The final weeks of term 2 have certainly had a number of exciting occurrences take place! Here are some brief highlights.
Library Club – Fish Division Field Trip
This afternoon a group of thirteen boys made the journey to Noah’s Pet Ark where they selected a variety of new fish for the Library fish tank. The boys who came on the field trip have diligently cared for the fish throughout the school year – cleaning the tank, feeding them, and generally being upstanding fish enthusiasts. As the population of the fish tank grew exponentially today, concerns of unrest amongst the fish are rife. Which fish will become the ringleader of the tank? Will the Gold Gourami be able to continue his dominance? Only time will tell…
Grade 6 Destination Imagination
At the end of February, a group of five grade 6 boys made the journey to Burnaby North Secondary School to participate in the Destination Imagination Regional Tournament. Since their return from Christmas, the boys had been working on creating a vehicle that would be able to make trips back and forth across the presentation area, all while performing a skit. The boys performed admirably well and are currently working on their new and improved solution for Provincials in early April.
Grade 4 Skype Visit with Evan Howard
Last Friday, Evan Howard (an adventurer, most recently seen on History Channel’s Curse of the Frozen Gold) joined the grade 4’s online to discuss what it is like to live and survive in the Arctic. This tied in nicely with the Arctic themed book that the boys are reading in Language Arts – Frozen Fire. Evan chatted and shared photos of his attempted winter traverse of the Brooks Range in Alaska before fielding questions from the boys.
Yesterday we had a fascinating, fun and furry Human Library event: Ann Gunderson, a certified Nosework trainer, visited Saints with her two detection dogs, Keeper and Spring! Ann trains dogs, and humans, in the sport of odor detection, and she taught us all about how dogs use their sense of smell, how powerful their noses are, and how humans can harness this power for work and fun.
Some interesting facts we learned:
- Even though dog brains are smaller than human brains, the area devoted to processing smells is much, much larger than that of humans.
- If you dissolved a teaspoon of sugar in an Olympic-sized swimming pool, a dog would be able to smell it!
- Dogs are used for sniffing out not only illegal substances and weapons, but also invasive species such as mussels.
Here are some photos of the day. A big thank you to Ann, Keeper and Spring for sharing their knowledge with us!
Ann explains how dogs’ noses work
Keeper makes some friends
The boys are fascinated!
Keeper gets some loving
Ann describes how Nosework competitions are run
Keeper hunts for the odors hidden in the library
If you’re in Grade 4, read on!
By now you have identified a question about your animal that you would like to research more in-depth. These are the sources you should use:
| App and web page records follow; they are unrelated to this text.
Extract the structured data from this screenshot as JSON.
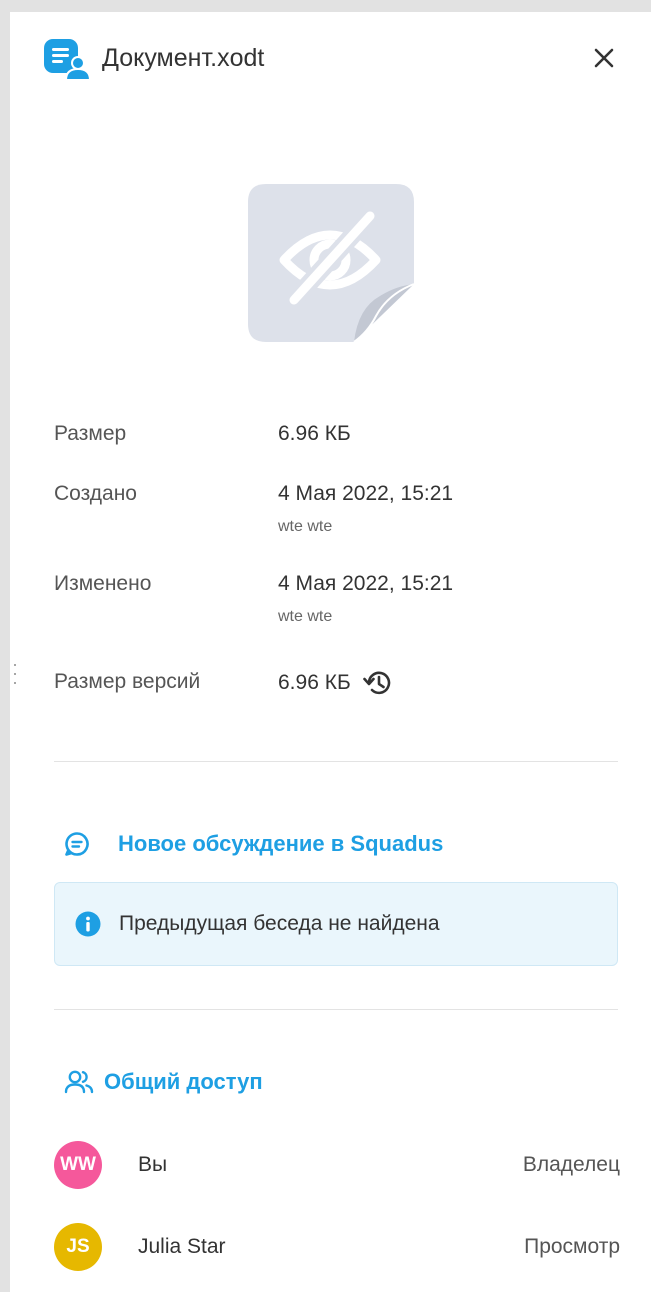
{
  "header": {
    "title": "Документ.xodt",
    "file_icon": "shared-document-icon",
    "close_icon": "close-icon"
  },
  "preview": {
    "icon": "no-preview-eye-slash-icon"
  },
  "properties": [
    {
      "label": "Размер",
      "value": "6.96 КБ",
      "sub": ""
    },
    {
      "label": "Создано",
      "value": "4 Мая 2022, 15:21",
      "sub": "wte wte"
    },
    {
      "label": "Изменено",
      "value": "4 Мая 2022, 15:21",
      "sub": "wte wte"
    },
    {
      "label": "Размер версий",
      "value": "6.96 КБ",
      "sub": "",
      "icon": "history-icon"
    }
  ],
  "discussion": {
    "link_label": "Новое обсуждение в Squadus",
    "info_text": "Предыдущая беседа не найдена"
  },
  "sharing": {
    "title": "Общий доступ",
    "members": [
      {
        "initials": "WW",
        "name": "Вы",
        "role": "Владелец",
        "color": "#f5589b"
      },
      {
        "initials": "JS",
        "name": "Julia Star",
        "role": "Просмотр",
        "color": "#e6b800"
      }
    ]
  },
  "colors": {
    "accent": "#1e9fe3",
    "info_bg": "#eaf6fc",
    "preview_bg": "#dde1ea"
  }
}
- BBC Nature: Adaptations
- Destiny Quest
- World Book Student
Some of your questions are very challenging, and you might not find an answer right away. Don’t get frustrated if that happens! Not getting the answer easily or immediately just means that you’ve asked a very good question, so you should be proud of yourself!
Attention Grade 4! Please go to these links to start exploring the topic of adaptation:
What is an ecosystem?
Filed under Animals, Grade 4
Melanie Knight, Marine Biologist, Sea star nerd, aquarium founder & TED presenter visited our school to participate in the Human Library.
You can check out Melanie’s TedxTalk here: https://youtu.be/iNnAViq_6nk
Filed under Animals, Enrichment, expert from the community, Fish, Fun, Grade 1, Grade 2, Grade 3, Grade 4, Grade 5, Grade 6, Grade 7, Human Library
This month our Human Book was Jen from Orphaned Wildlife Society (OWL). She introduced St. George’s to an owl and a falcon that she is rehabilitating at her facility in Delta. Her facility specializes in raptors (i.e. eagles, falcons, hawks and owls). Birds of prey patients at O.W.L. number over four hundred each year and as O.W.L.’s facilities have expanded, so has the intake. Primary care for injured birds (i.e. fluid injections, tube feeding, and initial treatment of broken bones to stabilize) is administered by staff.
Filed under Animals, Enrichment, expert from the community, Grade 1, Grade 2, Grade 3, Grade 4, Grade 5, Grade 6, Grade 7, Human Library
Our new aquarium is attracting lots of attention in the Library, even though it’s currently unoccupied (except for plants). Once the water has been conditioned for a few more days, we’ll be ready to add some fish to it. Alexander, one of the aquarium monitors, has suggested a naming competition for our fish. Do you have any ideas for good fishy monikers? Leave them in a comment below!
Filed under Animals, Fish